What is needed is each line of the data below that holds the string "avatar".

....................

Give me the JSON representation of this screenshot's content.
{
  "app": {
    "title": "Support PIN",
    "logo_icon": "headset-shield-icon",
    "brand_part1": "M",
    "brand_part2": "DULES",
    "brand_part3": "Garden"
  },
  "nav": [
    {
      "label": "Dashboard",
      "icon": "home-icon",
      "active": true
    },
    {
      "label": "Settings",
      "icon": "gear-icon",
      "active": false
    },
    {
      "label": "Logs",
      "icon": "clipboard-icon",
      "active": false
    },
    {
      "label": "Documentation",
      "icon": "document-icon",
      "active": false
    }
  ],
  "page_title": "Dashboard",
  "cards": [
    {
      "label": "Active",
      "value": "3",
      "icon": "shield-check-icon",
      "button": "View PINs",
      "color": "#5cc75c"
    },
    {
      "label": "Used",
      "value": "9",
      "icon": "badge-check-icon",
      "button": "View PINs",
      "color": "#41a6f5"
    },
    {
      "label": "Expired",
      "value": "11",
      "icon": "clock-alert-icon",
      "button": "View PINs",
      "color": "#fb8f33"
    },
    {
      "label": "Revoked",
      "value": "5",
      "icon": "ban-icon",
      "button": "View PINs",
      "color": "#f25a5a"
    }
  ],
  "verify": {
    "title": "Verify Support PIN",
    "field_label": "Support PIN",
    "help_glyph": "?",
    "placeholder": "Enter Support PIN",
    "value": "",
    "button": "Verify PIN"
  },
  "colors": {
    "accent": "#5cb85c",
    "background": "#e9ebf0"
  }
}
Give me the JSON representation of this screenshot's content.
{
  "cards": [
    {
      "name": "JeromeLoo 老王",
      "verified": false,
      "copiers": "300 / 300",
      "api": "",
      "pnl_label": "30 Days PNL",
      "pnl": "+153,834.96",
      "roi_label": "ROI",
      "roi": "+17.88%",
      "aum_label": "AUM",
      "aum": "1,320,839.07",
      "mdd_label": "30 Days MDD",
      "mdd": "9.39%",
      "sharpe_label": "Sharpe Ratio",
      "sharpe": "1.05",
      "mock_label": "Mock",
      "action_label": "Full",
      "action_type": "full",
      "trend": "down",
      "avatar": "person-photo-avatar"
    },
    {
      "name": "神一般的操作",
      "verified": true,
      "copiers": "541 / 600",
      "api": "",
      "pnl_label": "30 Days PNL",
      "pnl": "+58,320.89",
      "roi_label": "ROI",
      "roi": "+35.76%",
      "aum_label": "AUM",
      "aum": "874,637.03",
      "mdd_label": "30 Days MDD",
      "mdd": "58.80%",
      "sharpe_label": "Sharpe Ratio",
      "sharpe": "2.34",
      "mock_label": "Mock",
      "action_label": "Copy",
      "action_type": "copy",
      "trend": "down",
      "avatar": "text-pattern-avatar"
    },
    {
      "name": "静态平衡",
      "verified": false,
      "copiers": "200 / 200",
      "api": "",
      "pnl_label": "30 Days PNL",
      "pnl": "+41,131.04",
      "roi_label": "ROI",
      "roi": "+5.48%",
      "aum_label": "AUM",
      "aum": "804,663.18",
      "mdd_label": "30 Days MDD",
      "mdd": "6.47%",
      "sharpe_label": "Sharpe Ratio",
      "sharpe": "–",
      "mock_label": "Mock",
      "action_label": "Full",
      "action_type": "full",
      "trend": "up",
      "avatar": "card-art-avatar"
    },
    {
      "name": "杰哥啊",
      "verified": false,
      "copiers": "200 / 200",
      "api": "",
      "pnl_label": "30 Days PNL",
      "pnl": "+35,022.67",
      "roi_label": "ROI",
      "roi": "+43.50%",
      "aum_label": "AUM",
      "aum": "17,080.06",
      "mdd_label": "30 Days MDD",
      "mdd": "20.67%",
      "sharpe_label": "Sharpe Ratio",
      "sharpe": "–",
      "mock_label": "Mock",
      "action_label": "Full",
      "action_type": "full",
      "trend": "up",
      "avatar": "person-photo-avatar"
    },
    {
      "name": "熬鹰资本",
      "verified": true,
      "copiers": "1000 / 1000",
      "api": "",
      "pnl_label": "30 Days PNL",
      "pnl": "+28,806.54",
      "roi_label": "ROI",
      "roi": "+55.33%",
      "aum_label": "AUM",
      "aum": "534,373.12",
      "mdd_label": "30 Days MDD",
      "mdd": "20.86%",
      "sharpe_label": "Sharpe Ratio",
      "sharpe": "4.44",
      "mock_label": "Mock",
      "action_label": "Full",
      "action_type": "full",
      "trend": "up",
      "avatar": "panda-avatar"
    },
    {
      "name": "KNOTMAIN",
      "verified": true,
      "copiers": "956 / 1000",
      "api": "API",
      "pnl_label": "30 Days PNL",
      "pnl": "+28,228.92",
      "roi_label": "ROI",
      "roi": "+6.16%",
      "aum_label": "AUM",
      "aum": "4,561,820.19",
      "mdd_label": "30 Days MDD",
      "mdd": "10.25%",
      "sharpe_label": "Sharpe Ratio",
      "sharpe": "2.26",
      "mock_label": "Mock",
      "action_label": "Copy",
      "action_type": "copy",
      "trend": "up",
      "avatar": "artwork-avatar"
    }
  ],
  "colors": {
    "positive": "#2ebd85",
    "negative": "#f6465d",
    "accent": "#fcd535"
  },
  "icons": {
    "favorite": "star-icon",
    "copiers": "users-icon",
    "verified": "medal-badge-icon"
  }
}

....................

Solved exercise:
      "avatar": "person-photo-avatar"
      "avatar": "text-pattern-avatar"
      "avatar": "card-art-avatar"
      "avatar": "person-photo-avatar"
      "avatar": "panda-avatar"
      "avatar": "artwork-avatar"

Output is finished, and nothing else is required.